What you will do – Report how many lines below contain the word "Eigenes", and give only that number.

Segment Start: Records supplied

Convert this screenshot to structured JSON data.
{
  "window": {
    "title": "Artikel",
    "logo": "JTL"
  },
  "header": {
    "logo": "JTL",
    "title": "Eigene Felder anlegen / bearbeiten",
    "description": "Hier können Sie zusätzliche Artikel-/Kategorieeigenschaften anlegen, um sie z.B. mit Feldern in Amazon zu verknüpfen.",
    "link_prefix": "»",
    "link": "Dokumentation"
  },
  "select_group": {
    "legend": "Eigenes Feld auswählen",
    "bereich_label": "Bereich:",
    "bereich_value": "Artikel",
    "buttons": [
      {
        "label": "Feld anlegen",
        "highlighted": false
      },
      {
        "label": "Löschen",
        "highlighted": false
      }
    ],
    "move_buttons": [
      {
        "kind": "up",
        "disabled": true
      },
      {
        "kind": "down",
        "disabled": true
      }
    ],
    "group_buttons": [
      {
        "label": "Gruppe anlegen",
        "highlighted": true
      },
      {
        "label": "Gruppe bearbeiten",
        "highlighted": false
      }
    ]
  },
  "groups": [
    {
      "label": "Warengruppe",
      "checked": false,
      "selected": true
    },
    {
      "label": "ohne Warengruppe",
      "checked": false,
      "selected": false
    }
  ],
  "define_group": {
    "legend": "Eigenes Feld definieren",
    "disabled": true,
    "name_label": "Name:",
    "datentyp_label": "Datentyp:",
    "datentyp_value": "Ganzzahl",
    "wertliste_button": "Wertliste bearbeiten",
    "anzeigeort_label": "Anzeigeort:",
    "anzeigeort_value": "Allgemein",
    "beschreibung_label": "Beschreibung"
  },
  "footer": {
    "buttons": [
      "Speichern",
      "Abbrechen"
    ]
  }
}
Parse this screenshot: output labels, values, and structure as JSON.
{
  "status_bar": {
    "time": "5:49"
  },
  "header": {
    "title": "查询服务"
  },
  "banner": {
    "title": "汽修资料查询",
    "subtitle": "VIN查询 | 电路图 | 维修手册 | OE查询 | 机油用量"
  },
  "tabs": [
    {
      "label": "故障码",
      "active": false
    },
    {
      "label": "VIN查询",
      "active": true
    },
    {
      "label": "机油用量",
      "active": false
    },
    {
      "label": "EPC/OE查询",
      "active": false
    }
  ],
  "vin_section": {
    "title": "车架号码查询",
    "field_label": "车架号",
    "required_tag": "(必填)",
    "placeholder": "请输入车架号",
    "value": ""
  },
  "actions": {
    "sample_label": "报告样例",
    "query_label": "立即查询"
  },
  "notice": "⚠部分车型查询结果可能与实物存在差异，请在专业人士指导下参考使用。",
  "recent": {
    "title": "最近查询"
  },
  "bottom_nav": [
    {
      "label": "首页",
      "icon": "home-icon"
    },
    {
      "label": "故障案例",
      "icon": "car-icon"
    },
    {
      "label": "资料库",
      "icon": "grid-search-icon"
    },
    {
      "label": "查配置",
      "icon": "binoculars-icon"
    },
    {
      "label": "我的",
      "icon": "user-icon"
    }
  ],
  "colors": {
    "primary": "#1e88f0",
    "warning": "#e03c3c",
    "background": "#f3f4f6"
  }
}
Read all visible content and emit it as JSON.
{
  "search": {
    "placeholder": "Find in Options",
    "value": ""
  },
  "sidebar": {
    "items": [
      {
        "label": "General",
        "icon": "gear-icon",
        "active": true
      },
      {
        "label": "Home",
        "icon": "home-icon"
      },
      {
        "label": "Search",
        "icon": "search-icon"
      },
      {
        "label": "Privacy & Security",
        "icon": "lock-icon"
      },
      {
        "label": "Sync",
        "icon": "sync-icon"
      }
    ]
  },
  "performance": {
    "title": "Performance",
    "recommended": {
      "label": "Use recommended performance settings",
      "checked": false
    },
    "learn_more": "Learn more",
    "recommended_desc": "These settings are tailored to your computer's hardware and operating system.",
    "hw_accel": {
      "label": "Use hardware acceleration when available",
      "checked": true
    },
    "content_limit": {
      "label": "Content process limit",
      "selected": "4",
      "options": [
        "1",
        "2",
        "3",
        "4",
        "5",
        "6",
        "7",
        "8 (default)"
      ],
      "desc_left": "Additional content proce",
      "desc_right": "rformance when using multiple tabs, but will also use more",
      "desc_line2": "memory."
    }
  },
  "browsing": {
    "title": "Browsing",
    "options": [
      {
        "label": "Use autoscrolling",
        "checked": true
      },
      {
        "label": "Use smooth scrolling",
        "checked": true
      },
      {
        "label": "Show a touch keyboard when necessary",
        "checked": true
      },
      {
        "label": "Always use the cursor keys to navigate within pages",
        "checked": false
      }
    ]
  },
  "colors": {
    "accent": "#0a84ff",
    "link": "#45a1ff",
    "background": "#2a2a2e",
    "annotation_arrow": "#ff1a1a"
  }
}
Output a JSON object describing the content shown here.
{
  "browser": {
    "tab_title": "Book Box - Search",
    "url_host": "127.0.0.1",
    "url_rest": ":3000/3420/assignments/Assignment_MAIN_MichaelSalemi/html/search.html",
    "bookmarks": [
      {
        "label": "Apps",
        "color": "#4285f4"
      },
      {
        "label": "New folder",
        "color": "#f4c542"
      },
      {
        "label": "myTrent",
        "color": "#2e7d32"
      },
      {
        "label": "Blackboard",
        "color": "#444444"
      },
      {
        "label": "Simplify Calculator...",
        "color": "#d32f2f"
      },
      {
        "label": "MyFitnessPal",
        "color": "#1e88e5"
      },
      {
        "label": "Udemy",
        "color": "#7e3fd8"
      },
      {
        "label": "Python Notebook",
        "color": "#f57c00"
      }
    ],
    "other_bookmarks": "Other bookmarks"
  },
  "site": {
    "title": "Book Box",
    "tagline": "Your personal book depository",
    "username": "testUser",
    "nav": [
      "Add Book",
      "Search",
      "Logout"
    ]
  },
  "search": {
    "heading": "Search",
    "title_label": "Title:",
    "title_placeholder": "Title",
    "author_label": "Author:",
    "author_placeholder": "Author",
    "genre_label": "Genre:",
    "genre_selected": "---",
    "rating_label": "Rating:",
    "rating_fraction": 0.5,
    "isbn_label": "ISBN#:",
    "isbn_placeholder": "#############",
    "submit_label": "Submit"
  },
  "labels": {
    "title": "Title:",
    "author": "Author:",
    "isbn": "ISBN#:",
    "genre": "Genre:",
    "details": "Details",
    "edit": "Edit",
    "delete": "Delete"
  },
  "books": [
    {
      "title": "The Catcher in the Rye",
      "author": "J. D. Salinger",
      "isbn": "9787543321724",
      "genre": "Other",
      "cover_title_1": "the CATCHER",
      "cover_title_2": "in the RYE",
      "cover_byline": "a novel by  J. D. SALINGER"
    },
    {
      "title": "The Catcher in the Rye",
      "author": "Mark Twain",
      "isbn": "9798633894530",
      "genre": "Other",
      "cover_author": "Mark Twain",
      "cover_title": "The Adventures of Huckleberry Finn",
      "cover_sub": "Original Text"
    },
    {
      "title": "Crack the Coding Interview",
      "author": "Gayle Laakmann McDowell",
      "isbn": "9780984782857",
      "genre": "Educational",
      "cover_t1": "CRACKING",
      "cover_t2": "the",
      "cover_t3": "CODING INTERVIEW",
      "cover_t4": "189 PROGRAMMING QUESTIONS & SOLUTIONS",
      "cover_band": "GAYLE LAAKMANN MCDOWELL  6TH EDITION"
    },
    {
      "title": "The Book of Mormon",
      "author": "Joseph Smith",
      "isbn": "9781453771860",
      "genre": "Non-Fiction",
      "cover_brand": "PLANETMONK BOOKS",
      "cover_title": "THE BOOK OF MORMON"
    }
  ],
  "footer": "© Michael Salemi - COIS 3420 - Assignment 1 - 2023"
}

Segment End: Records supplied

Response to this task – 2